What's in a word?
November 16, 2018
For months now, through the course of the recently completed elections, I have been asking myself one basic question. Not who’s right or wrong. Not who’s better or worse. Not who will I support or fight. We all have our personal, predetermined answers to those. My question is this: what is a good word? I’ve written column after column calling attention to that very phrase. I’ve tried to use “good words,” and sometimes the words I’ve chosen have been what people might consider “bad words”—critical, argumentative, judgmental words. But the intent behind all these various words and subjects, from the personal to the public, the microscopic exploration to the universal exposé, has always been to attempt to improve, enlighten, and empower our small corner of the world.
Now we face two years of, if not a house divided, a nation and a Congress more divided than ever. And we must ask ourselves and our representatives, what do we want to hear from them? What do we want them to do? What can we hope for? What can we achieve?
Immigrant invasion. Voter suppression. Enemies of the people.
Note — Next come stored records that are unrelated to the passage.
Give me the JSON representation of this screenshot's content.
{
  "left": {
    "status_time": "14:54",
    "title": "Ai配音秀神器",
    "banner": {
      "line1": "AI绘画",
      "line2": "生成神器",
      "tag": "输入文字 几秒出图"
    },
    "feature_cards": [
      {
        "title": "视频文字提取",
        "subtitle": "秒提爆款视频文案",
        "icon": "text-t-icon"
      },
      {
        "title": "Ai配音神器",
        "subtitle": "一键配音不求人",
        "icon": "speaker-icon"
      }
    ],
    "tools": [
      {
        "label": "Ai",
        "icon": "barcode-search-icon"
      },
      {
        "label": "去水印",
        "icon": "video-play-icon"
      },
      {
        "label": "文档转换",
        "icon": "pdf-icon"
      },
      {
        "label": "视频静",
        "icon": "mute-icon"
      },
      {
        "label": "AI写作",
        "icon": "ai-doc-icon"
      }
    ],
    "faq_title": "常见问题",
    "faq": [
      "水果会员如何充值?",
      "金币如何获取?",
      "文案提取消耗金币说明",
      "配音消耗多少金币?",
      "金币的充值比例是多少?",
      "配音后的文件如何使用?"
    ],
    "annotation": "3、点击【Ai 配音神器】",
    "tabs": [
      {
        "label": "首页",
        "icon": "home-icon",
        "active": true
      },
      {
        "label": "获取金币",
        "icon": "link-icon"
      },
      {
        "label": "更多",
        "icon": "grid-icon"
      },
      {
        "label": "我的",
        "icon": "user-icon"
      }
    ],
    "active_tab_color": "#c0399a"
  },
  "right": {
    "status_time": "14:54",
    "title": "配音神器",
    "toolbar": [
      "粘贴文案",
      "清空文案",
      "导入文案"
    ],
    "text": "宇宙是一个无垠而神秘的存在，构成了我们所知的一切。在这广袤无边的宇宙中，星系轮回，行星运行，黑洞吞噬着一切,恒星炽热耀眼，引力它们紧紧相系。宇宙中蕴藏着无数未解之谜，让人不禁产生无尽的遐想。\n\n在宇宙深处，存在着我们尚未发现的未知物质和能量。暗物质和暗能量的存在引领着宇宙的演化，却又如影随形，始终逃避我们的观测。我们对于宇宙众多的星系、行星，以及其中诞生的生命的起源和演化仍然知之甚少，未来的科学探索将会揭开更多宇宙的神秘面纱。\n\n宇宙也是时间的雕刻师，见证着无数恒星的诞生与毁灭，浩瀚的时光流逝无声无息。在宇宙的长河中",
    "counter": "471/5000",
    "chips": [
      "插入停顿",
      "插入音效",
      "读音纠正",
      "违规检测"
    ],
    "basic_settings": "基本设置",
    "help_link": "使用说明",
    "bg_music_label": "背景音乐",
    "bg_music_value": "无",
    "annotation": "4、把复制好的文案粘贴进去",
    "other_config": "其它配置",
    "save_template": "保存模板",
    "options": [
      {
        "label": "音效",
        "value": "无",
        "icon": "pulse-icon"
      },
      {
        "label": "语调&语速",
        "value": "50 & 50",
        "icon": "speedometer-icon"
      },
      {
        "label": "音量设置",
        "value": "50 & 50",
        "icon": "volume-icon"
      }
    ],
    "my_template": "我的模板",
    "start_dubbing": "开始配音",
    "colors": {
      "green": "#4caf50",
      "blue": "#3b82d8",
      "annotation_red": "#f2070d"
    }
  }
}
Lies and half-truths and distortions. Socialists. Fascists. Racists. Misogynists. Terrorists. Fanatics. Evil empires. Demagogues and nationalists. Dictators and traitors. How many ways are there to negatively describe, to use words to tear down, break apart and make civil discourse, if not impossible, at the very least far more difficult than it needs to be?
There are times when a word that may be perceived as “bad” is simply the right word to use. Someone I know often says that there are no problems. There are only challenges. But sometimes a problem is just that—a problem that must be recognized for what it is and calls for a solution, not a challenge to be met head on and defeated. Likewise, hate speech can’t be ignored or pandered to or mollified and codified. It is what it is—mean and hateful and dispiriting, and must be acknowledged, fought directly, exposed to the light of day and thus rendered impotent.
In 2016 I listened to a report on National Public Radio about divided families getting together for Thanksgiving. Again and again people who didn’t want to deal with their bigoted, vocal relatives said that they would just keep their mouths shut or not attend at all. This year what I’ve heard has been entirely different. When someone uses hate-filled, bigoted words at the dinner table, people are being encouraged to confront them and let them know that kind of speech is not OK or acceptable or right. In and of itself, that is a change of infinite proportions.
Today our duly elected officials have a similar choice to make, as do we. They have to choose whether or not to listen, to use good words, positive words, words of compromise and understanding in an honest attempt to move our nation forward. And we have to decide whether or not to confront these same elected officials and tell them that’s what we expect of them—to treat one another like human beings with courtesy and respect, or to face the consequences of following a path laced with words meant to disrupt and destroy, to damage reputations and halt progress and sow seeds of hatred and discontent.
I have little hope that the outcome of our recent elections will make politicians’ choice of words any better, but I hope and pray nonetheless. I hope for open minds. I hope for compromise. I hope for words that build and create and bridge and reach, as opposed to those that break and dismantle and divide. Our leaders and representatives have two years to show us what good words mean and good actions can do. And while there are few signs pointing in these positive directions, we can all encourage one another to make it so with the simple act of insisting on a few good words.
And that’s the good word. Until next time, feel free to email the Heritage or connect with me at email@example.com.